Copy every line from the records below that holds the word "JSON".

Start of Data for this task

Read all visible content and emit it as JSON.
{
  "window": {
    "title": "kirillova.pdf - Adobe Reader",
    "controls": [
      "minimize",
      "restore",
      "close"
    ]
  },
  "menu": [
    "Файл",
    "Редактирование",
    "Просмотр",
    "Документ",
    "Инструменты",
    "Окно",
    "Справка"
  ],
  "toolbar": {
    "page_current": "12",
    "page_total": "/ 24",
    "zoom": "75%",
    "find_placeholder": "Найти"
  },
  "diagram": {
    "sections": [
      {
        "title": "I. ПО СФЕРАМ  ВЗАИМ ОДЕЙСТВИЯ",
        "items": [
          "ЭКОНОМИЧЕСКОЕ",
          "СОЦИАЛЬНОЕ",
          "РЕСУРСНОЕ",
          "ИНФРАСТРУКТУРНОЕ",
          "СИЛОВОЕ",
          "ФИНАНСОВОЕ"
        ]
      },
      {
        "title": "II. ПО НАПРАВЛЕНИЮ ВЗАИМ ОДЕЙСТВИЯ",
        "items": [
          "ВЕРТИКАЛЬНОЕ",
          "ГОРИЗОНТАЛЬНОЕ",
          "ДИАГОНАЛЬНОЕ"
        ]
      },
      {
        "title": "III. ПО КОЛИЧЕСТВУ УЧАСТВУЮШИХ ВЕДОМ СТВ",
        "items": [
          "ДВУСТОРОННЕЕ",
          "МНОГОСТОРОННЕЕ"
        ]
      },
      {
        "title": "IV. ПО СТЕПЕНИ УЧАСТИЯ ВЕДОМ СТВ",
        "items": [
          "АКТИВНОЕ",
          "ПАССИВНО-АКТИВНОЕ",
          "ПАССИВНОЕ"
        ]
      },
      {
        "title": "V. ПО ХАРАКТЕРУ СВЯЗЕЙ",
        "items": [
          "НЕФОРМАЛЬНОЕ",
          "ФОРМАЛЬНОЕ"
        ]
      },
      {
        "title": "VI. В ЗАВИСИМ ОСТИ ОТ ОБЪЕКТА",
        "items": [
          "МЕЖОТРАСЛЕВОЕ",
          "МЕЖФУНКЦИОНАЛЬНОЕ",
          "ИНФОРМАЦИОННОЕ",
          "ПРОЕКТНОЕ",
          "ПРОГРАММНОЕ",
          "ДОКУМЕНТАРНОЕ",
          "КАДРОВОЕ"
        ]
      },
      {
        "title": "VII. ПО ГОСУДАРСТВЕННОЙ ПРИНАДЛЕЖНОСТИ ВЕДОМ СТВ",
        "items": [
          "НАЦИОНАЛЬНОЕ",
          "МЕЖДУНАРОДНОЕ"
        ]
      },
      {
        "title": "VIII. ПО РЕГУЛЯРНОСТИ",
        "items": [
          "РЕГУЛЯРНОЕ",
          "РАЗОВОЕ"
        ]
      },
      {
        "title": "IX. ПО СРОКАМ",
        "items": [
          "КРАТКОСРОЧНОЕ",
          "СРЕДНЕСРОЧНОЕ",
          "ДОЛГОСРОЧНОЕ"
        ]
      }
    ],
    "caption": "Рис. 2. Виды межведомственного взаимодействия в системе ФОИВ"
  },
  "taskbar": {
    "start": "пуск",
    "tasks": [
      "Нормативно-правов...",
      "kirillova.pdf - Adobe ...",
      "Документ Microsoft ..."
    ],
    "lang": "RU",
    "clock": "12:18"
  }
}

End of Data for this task
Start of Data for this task

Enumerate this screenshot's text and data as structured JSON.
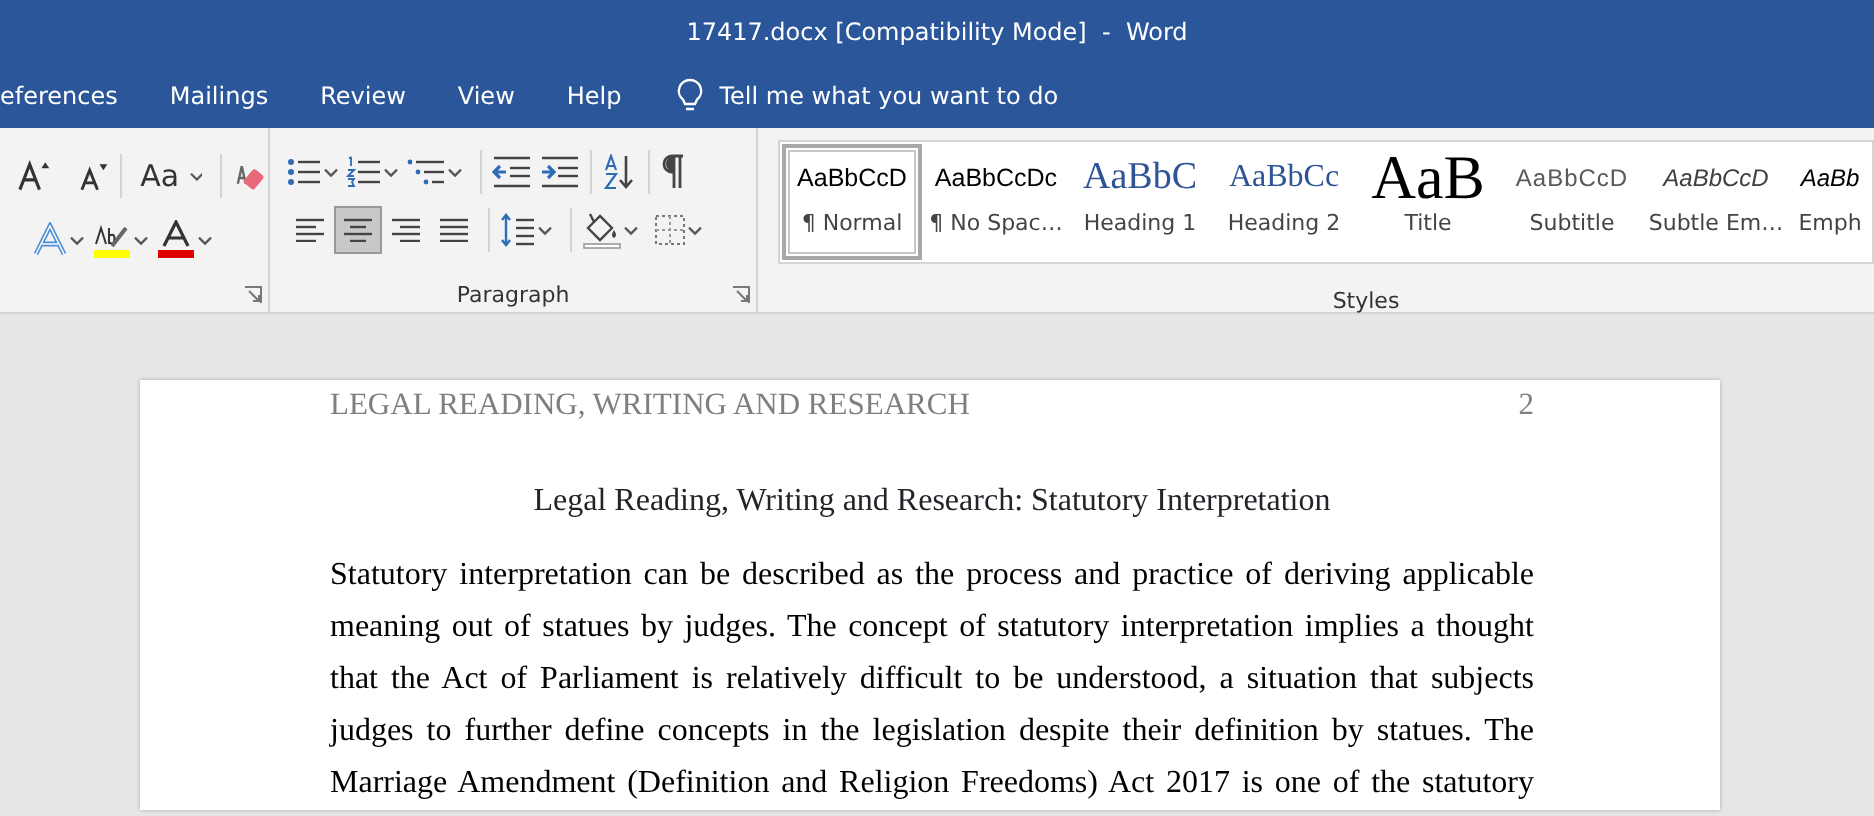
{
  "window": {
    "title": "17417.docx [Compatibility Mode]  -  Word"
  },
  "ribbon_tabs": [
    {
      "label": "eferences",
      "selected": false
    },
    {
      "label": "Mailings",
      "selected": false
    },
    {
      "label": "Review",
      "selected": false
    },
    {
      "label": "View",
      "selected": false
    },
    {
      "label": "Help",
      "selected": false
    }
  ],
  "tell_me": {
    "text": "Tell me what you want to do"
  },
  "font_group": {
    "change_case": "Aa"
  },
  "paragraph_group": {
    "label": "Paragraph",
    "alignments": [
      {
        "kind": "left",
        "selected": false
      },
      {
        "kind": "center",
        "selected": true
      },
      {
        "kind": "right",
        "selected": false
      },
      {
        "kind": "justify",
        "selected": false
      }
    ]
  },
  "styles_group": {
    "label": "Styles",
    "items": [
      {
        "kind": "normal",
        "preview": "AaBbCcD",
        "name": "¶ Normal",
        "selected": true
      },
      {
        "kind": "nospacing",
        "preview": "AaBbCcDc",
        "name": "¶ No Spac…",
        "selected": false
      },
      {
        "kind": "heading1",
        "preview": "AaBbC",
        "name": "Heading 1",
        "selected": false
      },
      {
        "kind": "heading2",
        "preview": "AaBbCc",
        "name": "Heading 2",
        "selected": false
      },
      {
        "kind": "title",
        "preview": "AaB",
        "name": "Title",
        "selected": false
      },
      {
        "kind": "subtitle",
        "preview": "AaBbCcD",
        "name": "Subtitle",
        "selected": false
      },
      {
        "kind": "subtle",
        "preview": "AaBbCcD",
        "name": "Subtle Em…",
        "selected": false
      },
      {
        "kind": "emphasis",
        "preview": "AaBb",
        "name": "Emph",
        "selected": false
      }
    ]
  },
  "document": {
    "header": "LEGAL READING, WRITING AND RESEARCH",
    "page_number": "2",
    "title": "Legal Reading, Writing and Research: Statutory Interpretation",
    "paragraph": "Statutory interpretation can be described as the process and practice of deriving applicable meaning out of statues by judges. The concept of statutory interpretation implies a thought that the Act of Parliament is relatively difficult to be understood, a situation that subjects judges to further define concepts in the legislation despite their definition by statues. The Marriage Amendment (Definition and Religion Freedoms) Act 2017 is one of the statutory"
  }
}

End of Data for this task
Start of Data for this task

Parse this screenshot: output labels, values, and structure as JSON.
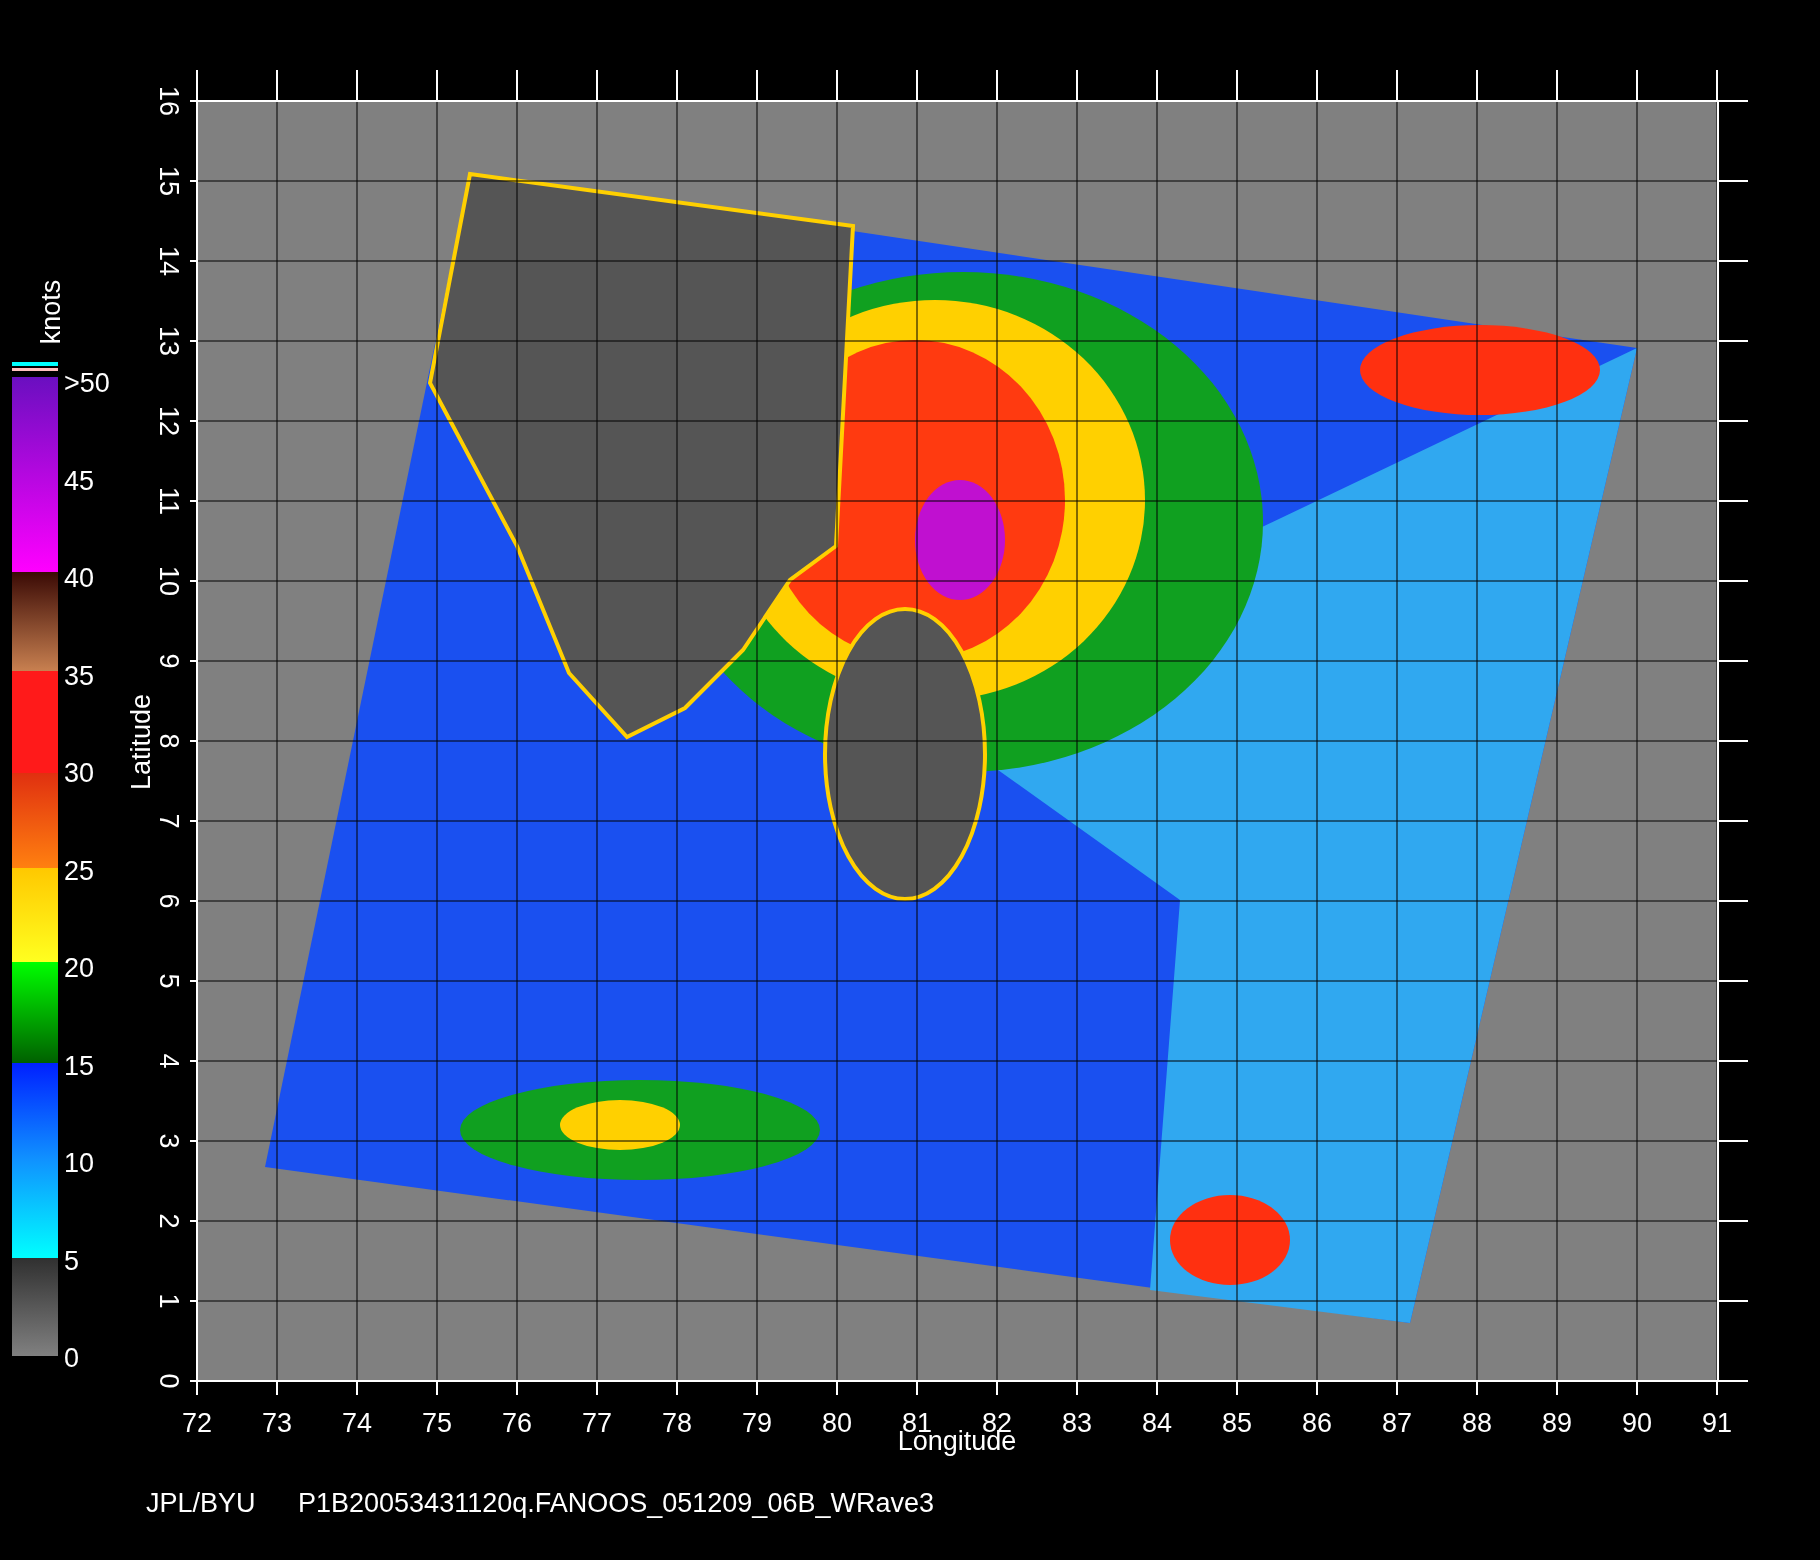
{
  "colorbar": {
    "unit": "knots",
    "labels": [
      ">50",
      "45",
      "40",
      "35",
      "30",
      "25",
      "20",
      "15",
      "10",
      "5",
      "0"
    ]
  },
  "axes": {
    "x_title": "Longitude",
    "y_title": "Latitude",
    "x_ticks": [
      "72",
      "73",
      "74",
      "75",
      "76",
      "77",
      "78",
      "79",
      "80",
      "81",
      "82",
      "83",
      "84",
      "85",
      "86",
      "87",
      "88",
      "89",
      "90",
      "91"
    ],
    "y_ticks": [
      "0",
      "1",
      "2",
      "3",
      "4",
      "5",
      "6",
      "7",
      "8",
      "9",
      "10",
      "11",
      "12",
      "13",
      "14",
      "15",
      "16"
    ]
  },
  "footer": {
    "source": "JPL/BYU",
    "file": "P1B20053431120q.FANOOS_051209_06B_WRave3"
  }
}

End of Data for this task

Answer
Read all visible content and emit it as JSON.
Enumerate this screenshot's text and data as structured JSON.
Parse this screenshot: output labels, values, and structure as JSON.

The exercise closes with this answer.